School officials had reported before the board’s May decision that 29 students, or about 5% of the senior class, were not on track to graduate. The board’s decision to waive graduation requirements brought the number down to 26, according to school data.
District administrators indicated that they’re focusing on a range of holistic measures designed to address the social-emotional challenges faced by students, particularly those of color. Many of those measures go beyond the district’s grading policy.
For instance, when Ms. Parker and Ms. Bishop noticed that students were “disappearing” from virtual classes, they began checking attendance almost weekly and kept a closer eye on students whose attendance dropped below 90%. The Wednesday Journal had requested information to see the attendance data over the last five years, but was denied access.
From phone calls to home visits, school staff, counselors and social workers would often reach out to students and their families to try and understand the barriers they faced either at school or at home, Ms. Parker and Ms. Bishop said.
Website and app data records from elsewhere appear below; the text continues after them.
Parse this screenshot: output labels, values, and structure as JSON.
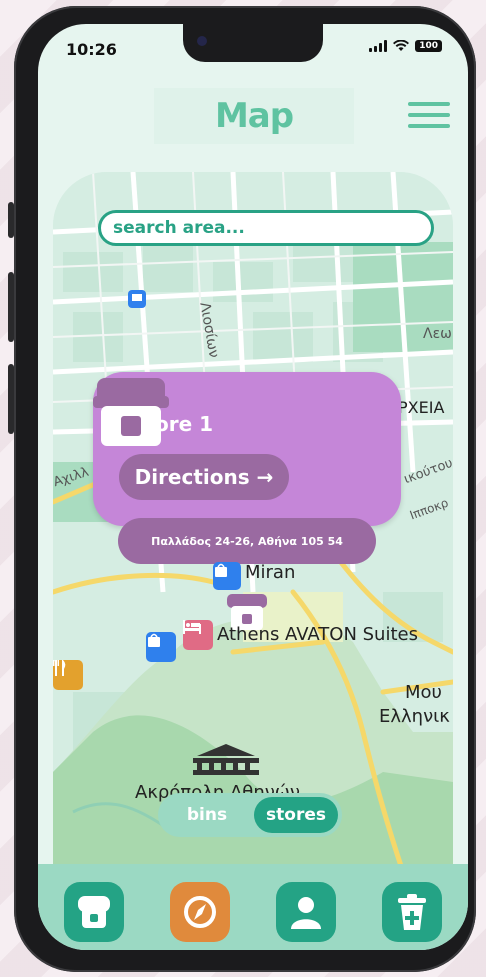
{
  "status": {
    "time": "10:26",
    "battery": "100"
  },
  "header": {
    "title": "Map"
  },
  "search": {
    "placeholder": "search area..."
  },
  "store_card": {
    "name": "Store 1",
    "directions_label": "Directions →",
    "address": "Παλλάδος 24-26, Αθήνα 105 54"
  },
  "map_labels": {
    "miran": "Miran",
    "avaton": "Athens AVATON Suites",
    "mou": "Μου",
    "ellinik": "Ελληνικ",
    "akropoli": "Ακρόπολη Αθηνών",
    "leo": "Λεω",
    "archeia": "ΡΧΕΙΑ",
    "akoutou": "ικούτου",
    "ippokr": "Ιπποκρ",
    "axill": "Αχιλλ",
    "loisio": "Λιοσίων"
  },
  "toggle": {
    "bins": "bins",
    "stores": "stores",
    "selected": "stores"
  },
  "nav": [
    {
      "name": "home",
      "icon": "store-home-icon",
      "color": "#24a385"
    },
    {
      "name": "compass",
      "icon": "compass-icon",
      "color": "#e08a3c"
    },
    {
      "name": "profile",
      "icon": "user-icon",
      "color": "#24a385"
    },
    {
      "name": "bin",
      "icon": "recycle-bin-icon",
      "color": "#24a385"
    }
  ],
  "colors": {
    "accent": "#5fc3a1",
    "dark_accent": "#24a385",
    "store_purple": "#c586d8",
    "store_dark": "#9a6aa1"
  }
}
“It was our responsibility … to be in contact with all of our kids and encouraging them to get back on board, to be in their classes, to get work from their teachers, to be a conduit between them and their teachers to find out what we had to do to make that relationship work,” Ms. Parker said.
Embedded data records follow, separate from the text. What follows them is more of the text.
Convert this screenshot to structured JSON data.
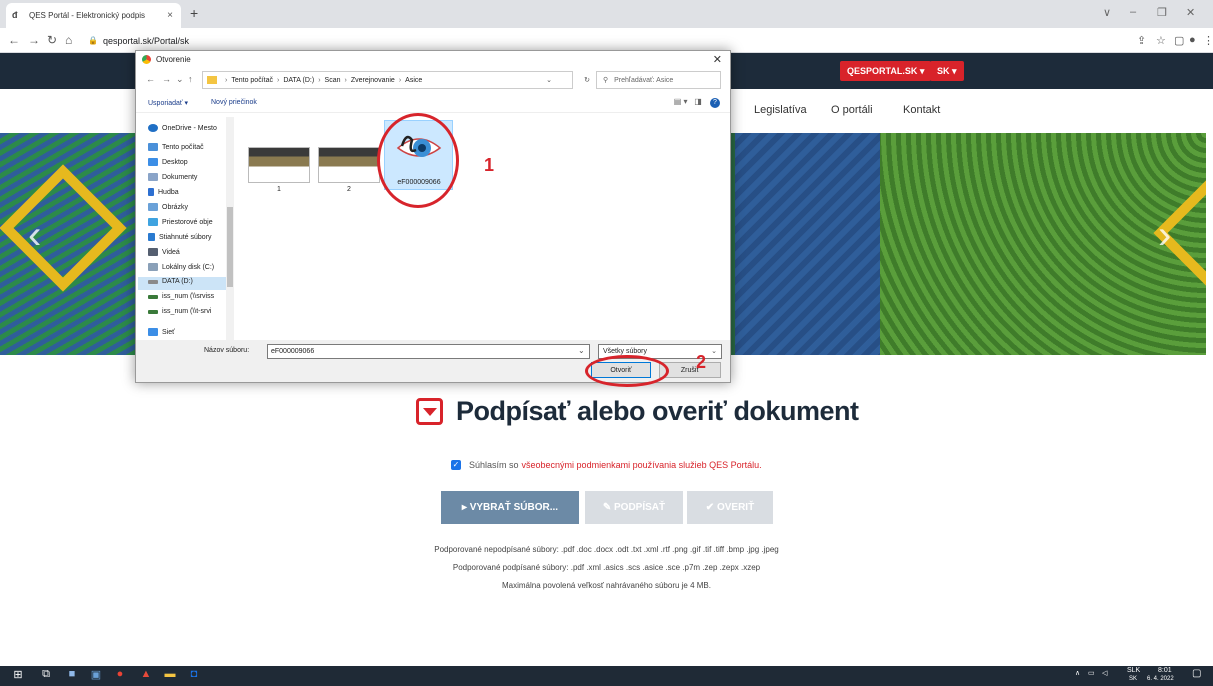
{
  "browser": {
    "tab_title": "QES Portál - Elektronický podpis",
    "tab_close": "×",
    "new_tab": "+",
    "url": "qesportal.sk/Portal/sk",
    "window_controls": [
      "∨",
      "–",
      "❐",
      "✕"
    ]
  },
  "site": {
    "qesportal_button": "QESPORTAL.SK ▾",
    "lang_button": "SK ▾",
    "nav": [
      "Legislatíva",
      "O portáli",
      "Kontakt"
    ]
  },
  "main": {
    "title": "Podpísať alebo overiť dokument",
    "agree_text": "Súhlasím so",
    "agree_link": "všeobecnými podmienkami používania služieb QES Portálu.",
    "btn_choose": "▸ VYBRAŤ SÚBOR...",
    "btn_sign": "✎ PODPÍSAŤ",
    "btn_verify": "✔ OVERIŤ",
    "supported_unsigned": "Podporované nepodpísané súbory: .pdf .doc .docx .odt .txt .xml .rtf .png .gif .tif .tiff .bmp .jpg .jpeg",
    "supported_signed": "Podporované podpísané súbory: .pdf .xml .asics .scs .asice .sce .p7m .zep .zepx .xzep",
    "max_size": "Maximálna povolená veľkosť nahrávaného súboru je 4 MB."
  },
  "dialog": {
    "title": "Otvorenie",
    "path": [
      "Tento počítač",
      "DATA (D:)",
      "Scan",
      "Zverejnovanie",
      "Asice"
    ],
    "search_placeholder": "Prehľadávať: Asice",
    "organize": "Usporiadať ▾",
    "new_folder": "Nový priečinok",
    "nav_items": [
      {
        "label": "OneDrive - Mesto",
        "color": "#1f6fc5"
      },
      {
        "label": "Tento počítač",
        "color": "#4a90d9"
      },
      {
        "label": "Desktop",
        "color": "#3c8ee6"
      },
      {
        "label": "Dokumenty",
        "color": "#8aa4c8"
      },
      {
        "label": "Hudba",
        "color": "#2d6fd1"
      },
      {
        "label": "Obrázky",
        "color": "#6aa1d8"
      },
      {
        "label": "Priestorové obje",
        "color": "#3fa3e0"
      },
      {
        "label": "Stiahnuté súbory",
        "color": "#2a7ad0"
      },
      {
        "label": "Videá",
        "color": "#555f70"
      },
      {
        "label": "Lokálny disk (C:)",
        "color": "#8aa0b8"
      },
      {
        "label": "DATA (D:)",
        "color": "#8a8a8a"
      },
      {
        "label": "iss_num (\\\\srviss",
        "color": "#3a7a3a"
      },
      {
        "label": "iss_num (\\\\t-srvi",
        "color": "#3a7a3a"
      },
      {
        "label": "Sieť",
        "color": "#3c8ee6"
      }
    ],
    "files": [
      {
        "label": "1"
      },
      {
        "label": "2"
      },
      {
        "label": "eF000009066"
      }
    ],
    "file_name_label": "Názov súboru:",
    "file_name_value": "eF000009066",
    "file_type": "Všetky súbory",
    "open_button": "Otvoriť",
    "cancel_button": "Zrušiť",
    "close": "✕"
  },
  "annotations": {
    "label1": "1",
    "label2": "2",
    "color": "#d7242b"
  },
  "taskbar": {
    "lang": "SLK",
    "lang2": "SK",
    "time": "8:01",
    "date": "6. 4. 2022"
  }
}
Evan Ms. Millan conceded that an aggressive, holistic focus on social-emotional health should supersede a more narrow focus on grading policy.
“Having seen my daughter excel at this institution and then seeing her the complete opposite was really concerning,” Ms. Millan said. “I was more concerned about her well-being than these stupid grades, to be honest. I was more concerned about her depression and how it made her feel about life. I just wanted her to get through it.”
Next year, the school plans to roll out another set of resources, one of which may give teens the chance to swap out study halls for one-on-one lessons with teachers. OPRF also looks to partner with a community center to help students with homework on the weekends.
“I know from the beginning that help is available,” Ms. Parker said. “The next step is to help students be comfortable reaching out to access it. We’re trying to give a whole bunch of opportunities and options for students, so they can feel comfortable stepping out to access those opportunities.”
This past year, OPRF hired a trauma-informed school interventionist expected to educate and train staff on “what trauma looks like” and create everyday practices to address students’ behavioral and emotional needs, Ms. Bishop said.
The school also announced that six of its employees, including an English teacher and a school psychologist, were chosen to participate in the Trauma Responsive Education Practices Project, a 16-month training fellowship program at the University of Chicago. OPRF also recently added a part-time care coordinator, a position funded by a grant from the Oak Park-River Forest Community Foundation with a partnership with DePaul University.
“We are looking to wrap every arm of support around that child while in the building and also connect them with outside resources that can help them get through the trauma that they may be dealing with,” Ms. Bishop said.